Were you injured on the job? If so, you might be entitled to workers’ compensation benefits. Those benefits may include lost wages from when you missed work due to your injury, medical expenses, and compensation for temporary or permanent partial or total disability if seriously injured.
Every state has filing deadlines for workers’ compensation claims, so you must file a claim soon if you are eligible. Find out if you meet the following factors and can get paid, as explained by the office of a prominent Philadelphia Workers’ Compensation lawyer.
Are You an Employee?
Only “employees,” not independent contractors, are eligible for workers’ compensation benefits.
Most employers are required to carry workers’ compensation insurance to provide for employees who are injured or contract an illness or disease while working. Some, like the government and large international corporations, are allowed to self-insure.
Insurance can be expensive. Employers have been known to misclassify employees as independent contractors to avoid or minimize this expense and other payroll expenses. One way they attempt to do this is to pay employees their full wages with no deductions and issue a 1099 tax form at the year’s end. Full-time 1099 workers who would be otherwise entitled to workers’ compensation benefits if injured on the job are then excluded from coverage.
The courts have gotten wise to this fraud and have created a test to determine whether a 1099 worker is an independent contractor or is a misclassified employee. A 1099 worker is deemed an independent contractor if:
- They can earn a profit or suffer a loss from their work;
- They furnish the tools and materials they need to perform the work;
- They are paid for each job they do;
- They work for more than one employer at a time;
- They pay their own business and traveling expenses;
- They hire and pay their assistants, and;
- They set their own working hours.
If your employer controls your work and these do not apply to you, you may be eligible for workers’ compensation benefits even if you are called an independent contractor, a seasonal worker, a day laborer, or a temporary worker.
Were You Hurt on the Job?
Only injuries, illnesses, and diseases suffered while working are compensable through workers’ compensation. There are several circumstances where the workers’ compensation court has found that the employee was not engaged in regular work duties while on the clock, and therefore could not collect workers’ compensation benefits.
The Worker Had a Prior Injury
If a worker claims workers’ compensation benefits from an injury, illness, or disease suffered outside of work, that claim will be denied.

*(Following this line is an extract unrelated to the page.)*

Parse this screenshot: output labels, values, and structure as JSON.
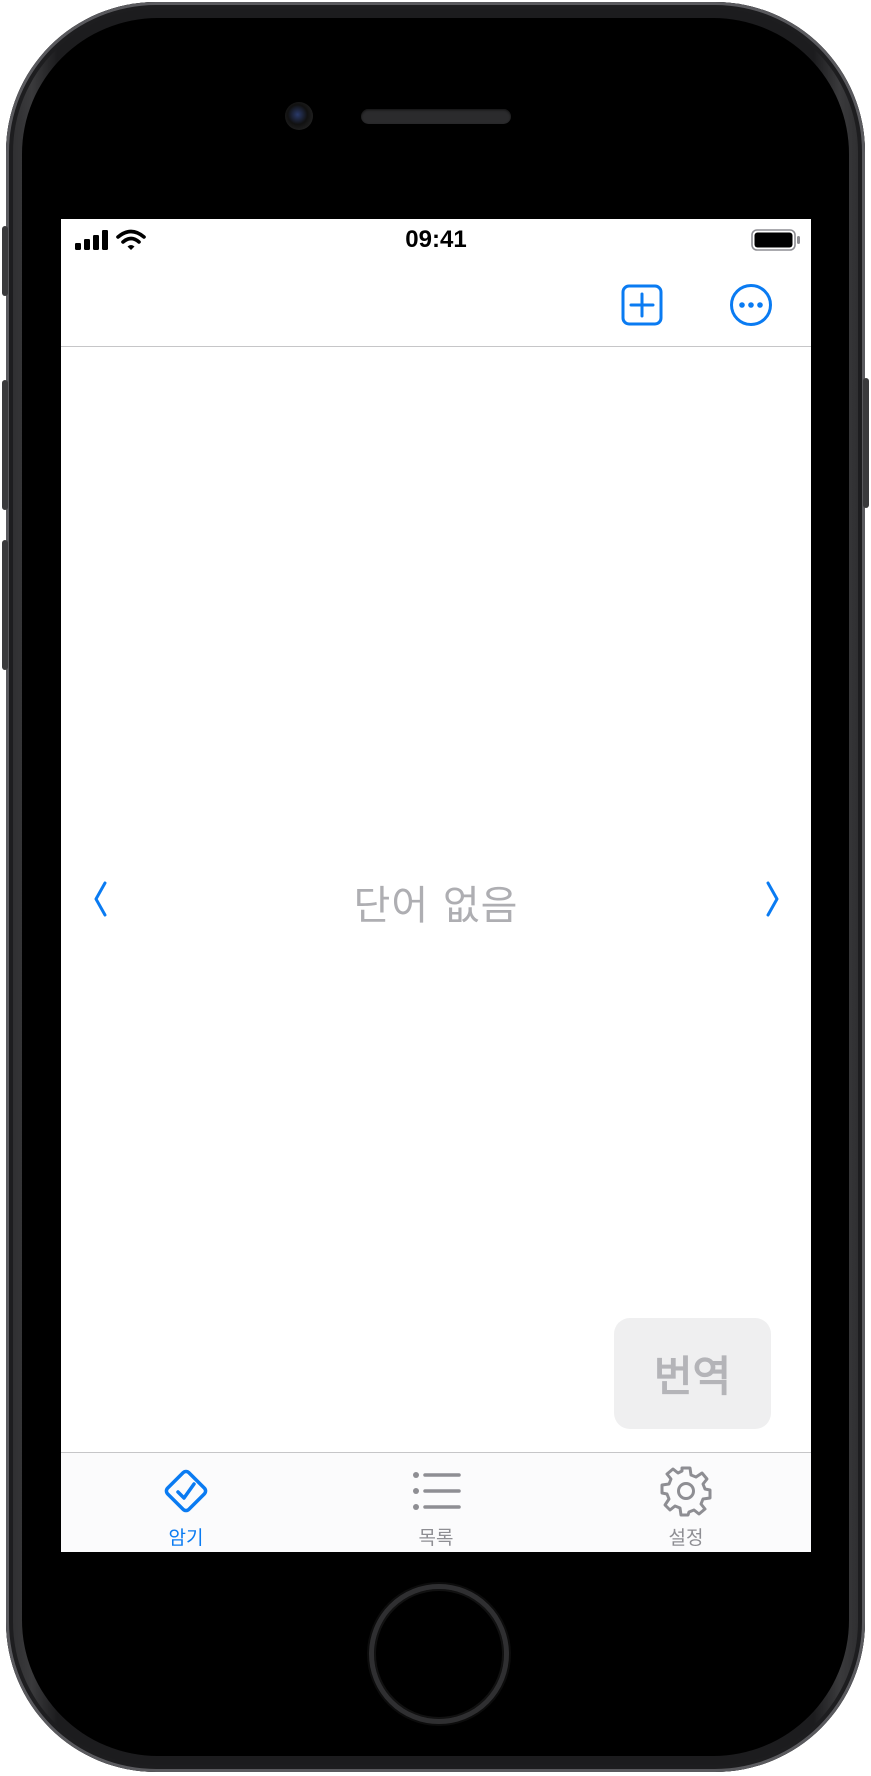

However, if that worker’s injury, illness, or disease was exacerbated by work conditions or duties, that may be partially compensable to the degree the worker’s condition was made worse.
The Worker was on a “Frolic”
If a worker made a major departure from work duties and was injured, that injury will not be compensable by workers’ compensation.
For example, if a delivery driver went out to lunch with friends for a couple of hours between deliveries, this would be considered a frolic, and any injury sustained during the frolic is not compensable under workers’ compensation. However, if the employee has permission from the employer to stop for lunch for a specified amount of time, this may change.
Frolic vs. Detour
Contrast the frolic with what the court deems a “detour,” which is a minor departure from work duties. For example, if that same driver stopped for coffee or to use the restroom while making deliveries, that would be considered a detour, and any injuries sustained during that time would probably be compensable under workers’ compensation.
The Worker was Engaged in Impermissible Activity at Work
If the worker was injured during work hours and while doing something the employer does not permit and does not know about, that is probably not compensable under workers’ compensation.
For example, if warehouse workers are tossing a football in the parking lot and someone gets injured, that will not be covered by workers’ compensation. However, if the employer gave permission for this break in work duties, or knew about it and did not stop it, the injury may be compensable.
The Worker was Engaged in Criminal Activity at Work
If a worker was injured while fighting with a coworker, that is not compensable under workers’ compensation unless the facts show that one worker attacked and injured another, who was innocent.
Was Your Injury Suffered By Working Conditions or During Regular Work Duties?
The injury, disease, or condition must be suffered during or caused by work to be compensable under workers’ compensation.
For example, secretaries and administrative assistants who spend many hours typing commonly suffer carpal tunnel syndrome. This is compensable under workers’ compensation.
If this same administrative assistant gets cancer, and there is nothing cancer-causing at the workplace, that will not be compensable.
These days, insurers are likely to fight claims of those workers who assert that they’ve contracted COVID-19 at work because it is nearly impossible to tell where and how someone is exposed to the coronavirus. If contact-tracing and strict quarantine had been initiated earlier, this might not be a problem. However, it is.
To extend workers’ compensation benefits to as many COVID-19 sufferers as possible, several states are considering or have passed legislation requiring insurers to approve COVID-19 workers’ compensation claims. Every state will likely pass this type of legislation soon. If you believe you were exposed to the coronavirus at work and contracted COVID-19, as a result, file a claim.